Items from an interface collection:
|---|
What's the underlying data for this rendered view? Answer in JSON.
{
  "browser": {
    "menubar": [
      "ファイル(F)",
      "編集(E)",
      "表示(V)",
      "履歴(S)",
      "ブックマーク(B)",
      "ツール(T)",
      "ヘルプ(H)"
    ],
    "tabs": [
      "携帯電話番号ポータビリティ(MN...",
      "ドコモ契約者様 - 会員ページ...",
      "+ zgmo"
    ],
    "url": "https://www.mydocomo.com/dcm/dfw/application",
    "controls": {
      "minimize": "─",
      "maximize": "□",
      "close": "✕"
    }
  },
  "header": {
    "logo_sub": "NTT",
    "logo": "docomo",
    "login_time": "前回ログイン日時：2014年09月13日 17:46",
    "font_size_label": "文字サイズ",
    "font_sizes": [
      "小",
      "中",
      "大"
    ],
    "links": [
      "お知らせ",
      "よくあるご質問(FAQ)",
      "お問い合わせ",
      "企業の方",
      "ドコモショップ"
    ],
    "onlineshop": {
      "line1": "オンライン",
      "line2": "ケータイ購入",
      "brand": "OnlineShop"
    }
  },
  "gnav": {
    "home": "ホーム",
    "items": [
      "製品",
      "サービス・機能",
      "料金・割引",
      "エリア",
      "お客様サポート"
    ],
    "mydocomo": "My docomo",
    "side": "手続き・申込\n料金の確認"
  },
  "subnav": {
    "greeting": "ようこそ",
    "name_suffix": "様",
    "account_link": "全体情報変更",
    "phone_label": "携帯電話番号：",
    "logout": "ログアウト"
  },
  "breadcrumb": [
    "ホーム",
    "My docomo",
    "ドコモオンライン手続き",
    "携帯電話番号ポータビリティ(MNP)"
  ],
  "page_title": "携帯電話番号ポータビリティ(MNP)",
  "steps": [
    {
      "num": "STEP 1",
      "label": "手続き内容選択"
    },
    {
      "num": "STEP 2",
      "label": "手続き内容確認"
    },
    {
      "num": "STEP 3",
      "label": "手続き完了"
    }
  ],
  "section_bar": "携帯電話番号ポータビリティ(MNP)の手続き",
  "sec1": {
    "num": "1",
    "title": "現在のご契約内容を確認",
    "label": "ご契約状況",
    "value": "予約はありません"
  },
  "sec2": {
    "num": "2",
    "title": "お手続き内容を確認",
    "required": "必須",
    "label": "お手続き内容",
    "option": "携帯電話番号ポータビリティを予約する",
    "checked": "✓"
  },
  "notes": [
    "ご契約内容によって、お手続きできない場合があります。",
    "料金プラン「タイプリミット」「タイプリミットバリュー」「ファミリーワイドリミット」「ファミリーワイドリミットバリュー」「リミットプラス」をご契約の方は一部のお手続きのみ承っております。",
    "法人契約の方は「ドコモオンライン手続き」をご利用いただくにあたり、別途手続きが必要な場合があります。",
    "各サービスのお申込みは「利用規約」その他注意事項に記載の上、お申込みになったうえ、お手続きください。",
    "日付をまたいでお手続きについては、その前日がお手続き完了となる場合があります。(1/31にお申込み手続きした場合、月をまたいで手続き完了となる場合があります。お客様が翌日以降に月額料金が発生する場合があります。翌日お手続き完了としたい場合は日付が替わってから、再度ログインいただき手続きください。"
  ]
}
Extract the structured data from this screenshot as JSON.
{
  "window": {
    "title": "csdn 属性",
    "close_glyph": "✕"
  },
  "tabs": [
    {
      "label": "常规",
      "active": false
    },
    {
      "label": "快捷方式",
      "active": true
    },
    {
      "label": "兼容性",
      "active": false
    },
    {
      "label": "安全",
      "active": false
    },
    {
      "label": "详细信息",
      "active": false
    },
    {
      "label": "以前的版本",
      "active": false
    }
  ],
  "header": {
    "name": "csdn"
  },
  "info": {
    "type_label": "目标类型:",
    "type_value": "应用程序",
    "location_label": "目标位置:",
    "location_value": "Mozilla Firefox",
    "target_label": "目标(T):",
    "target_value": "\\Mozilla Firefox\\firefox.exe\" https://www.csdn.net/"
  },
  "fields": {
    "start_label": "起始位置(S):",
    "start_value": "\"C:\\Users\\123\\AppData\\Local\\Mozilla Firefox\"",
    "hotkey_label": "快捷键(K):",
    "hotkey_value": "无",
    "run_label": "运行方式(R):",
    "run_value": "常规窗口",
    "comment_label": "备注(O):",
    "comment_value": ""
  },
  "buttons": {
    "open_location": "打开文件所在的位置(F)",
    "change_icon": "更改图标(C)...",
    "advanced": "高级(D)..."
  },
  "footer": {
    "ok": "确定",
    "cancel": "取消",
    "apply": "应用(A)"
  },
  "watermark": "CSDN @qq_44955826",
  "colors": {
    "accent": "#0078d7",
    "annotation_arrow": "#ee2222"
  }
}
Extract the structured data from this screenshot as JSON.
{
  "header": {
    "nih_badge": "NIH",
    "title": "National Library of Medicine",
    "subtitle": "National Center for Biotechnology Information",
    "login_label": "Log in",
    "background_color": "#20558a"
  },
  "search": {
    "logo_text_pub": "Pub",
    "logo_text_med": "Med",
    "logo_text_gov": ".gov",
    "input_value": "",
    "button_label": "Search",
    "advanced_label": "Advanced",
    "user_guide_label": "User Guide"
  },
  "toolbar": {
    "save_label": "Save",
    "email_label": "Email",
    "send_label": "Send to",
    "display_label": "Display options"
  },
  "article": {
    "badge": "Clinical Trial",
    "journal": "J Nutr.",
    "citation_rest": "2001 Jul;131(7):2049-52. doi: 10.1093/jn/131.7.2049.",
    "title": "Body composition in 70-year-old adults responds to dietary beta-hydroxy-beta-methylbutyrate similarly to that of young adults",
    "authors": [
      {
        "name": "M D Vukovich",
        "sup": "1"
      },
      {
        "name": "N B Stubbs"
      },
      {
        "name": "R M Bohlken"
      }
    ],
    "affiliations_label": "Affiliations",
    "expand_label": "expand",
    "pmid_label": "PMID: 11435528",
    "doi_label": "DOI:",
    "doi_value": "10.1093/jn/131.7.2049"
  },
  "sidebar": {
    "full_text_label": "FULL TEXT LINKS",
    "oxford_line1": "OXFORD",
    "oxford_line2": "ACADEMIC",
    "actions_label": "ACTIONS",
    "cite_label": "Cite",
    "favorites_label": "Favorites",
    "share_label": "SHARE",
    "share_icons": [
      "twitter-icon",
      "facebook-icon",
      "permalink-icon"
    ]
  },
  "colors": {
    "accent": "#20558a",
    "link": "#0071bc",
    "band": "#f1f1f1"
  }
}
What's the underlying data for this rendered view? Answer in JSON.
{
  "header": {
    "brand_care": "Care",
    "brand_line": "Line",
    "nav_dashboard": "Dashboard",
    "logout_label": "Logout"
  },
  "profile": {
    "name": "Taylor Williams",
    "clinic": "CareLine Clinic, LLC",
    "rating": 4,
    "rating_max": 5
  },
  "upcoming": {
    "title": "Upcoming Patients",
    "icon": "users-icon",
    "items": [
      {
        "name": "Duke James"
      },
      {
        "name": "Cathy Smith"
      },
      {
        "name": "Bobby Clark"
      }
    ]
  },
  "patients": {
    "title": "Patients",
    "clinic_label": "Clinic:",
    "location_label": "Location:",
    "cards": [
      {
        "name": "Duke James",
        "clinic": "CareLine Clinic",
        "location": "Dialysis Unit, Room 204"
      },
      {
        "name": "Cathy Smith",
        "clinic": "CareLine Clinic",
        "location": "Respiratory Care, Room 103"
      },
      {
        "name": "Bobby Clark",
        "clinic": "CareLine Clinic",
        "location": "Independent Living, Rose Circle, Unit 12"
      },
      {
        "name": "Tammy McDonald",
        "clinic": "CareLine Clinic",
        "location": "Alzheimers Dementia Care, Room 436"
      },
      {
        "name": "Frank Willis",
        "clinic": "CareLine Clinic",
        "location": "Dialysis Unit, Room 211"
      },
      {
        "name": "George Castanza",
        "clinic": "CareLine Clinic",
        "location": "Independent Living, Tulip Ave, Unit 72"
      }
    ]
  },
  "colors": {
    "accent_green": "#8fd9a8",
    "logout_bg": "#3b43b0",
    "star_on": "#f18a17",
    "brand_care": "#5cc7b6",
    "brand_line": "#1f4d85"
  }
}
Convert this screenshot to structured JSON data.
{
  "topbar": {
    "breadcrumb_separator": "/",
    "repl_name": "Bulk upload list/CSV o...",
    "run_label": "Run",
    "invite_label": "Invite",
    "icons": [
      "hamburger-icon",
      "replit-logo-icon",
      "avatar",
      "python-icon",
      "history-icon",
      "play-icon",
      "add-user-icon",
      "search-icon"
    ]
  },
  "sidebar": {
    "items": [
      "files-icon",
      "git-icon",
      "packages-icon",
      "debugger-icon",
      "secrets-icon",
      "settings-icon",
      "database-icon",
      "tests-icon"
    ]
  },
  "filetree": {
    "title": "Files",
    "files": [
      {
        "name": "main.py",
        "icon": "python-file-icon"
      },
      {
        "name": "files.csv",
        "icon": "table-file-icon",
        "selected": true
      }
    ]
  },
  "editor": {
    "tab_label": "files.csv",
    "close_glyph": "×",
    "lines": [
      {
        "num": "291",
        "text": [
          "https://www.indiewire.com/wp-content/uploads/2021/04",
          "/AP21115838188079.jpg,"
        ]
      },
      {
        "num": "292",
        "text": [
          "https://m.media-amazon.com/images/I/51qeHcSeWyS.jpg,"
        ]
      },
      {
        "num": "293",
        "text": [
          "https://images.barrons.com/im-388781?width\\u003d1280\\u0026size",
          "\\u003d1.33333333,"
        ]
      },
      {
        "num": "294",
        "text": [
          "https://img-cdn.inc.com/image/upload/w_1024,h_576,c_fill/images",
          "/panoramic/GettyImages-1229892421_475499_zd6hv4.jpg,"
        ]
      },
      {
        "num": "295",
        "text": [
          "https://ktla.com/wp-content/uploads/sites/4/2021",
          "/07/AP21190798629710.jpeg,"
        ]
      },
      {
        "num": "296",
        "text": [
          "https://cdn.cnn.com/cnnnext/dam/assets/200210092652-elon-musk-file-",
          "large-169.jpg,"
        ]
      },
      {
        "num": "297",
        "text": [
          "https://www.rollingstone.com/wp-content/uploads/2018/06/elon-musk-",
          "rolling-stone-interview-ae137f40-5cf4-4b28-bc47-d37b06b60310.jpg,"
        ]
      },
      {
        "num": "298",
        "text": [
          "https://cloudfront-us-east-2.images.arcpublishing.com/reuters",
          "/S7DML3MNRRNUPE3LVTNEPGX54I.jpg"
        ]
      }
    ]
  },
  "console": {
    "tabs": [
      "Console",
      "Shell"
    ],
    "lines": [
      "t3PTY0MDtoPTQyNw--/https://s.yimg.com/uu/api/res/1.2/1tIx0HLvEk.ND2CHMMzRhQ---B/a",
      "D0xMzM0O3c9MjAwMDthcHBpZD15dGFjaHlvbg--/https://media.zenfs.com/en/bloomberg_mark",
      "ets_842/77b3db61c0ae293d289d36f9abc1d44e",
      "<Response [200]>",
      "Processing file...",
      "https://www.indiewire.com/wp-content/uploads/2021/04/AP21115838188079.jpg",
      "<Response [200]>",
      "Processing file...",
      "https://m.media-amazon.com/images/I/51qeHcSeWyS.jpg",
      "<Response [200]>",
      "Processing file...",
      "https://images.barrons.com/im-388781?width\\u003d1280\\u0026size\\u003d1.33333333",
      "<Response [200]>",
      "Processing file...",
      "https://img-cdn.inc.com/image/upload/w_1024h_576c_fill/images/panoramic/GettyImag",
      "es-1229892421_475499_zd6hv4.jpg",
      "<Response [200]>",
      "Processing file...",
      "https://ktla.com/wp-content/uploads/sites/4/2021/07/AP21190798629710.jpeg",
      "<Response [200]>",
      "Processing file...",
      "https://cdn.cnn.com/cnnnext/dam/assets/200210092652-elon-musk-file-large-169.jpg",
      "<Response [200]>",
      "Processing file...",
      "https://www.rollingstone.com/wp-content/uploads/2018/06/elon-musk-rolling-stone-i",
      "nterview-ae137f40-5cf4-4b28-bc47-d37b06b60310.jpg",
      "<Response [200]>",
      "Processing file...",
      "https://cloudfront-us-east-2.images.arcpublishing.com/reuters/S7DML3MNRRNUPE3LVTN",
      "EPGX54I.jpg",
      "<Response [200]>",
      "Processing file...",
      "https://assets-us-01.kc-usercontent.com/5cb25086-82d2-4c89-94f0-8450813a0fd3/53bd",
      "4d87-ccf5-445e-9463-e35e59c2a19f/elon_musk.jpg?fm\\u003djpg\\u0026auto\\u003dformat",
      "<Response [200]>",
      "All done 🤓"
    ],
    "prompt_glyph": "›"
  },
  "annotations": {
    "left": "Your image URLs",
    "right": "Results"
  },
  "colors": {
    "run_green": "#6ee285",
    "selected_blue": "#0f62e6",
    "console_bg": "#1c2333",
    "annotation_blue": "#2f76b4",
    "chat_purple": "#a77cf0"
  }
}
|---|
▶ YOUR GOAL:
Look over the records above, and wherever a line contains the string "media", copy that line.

▶ ANSWER BOX:
          "https://m.media-amazon.com/images/I/51qeHcSeWyS.jpg,"
      "D0xMzM0O3c9MjAwMDthcHBpZD15dGFjaHlvbg--/https://media.zenfs.com/en/bloomberg_mark",
      "https://m.media-amazon.com/images/I/51qeHcSeWyS.jpg",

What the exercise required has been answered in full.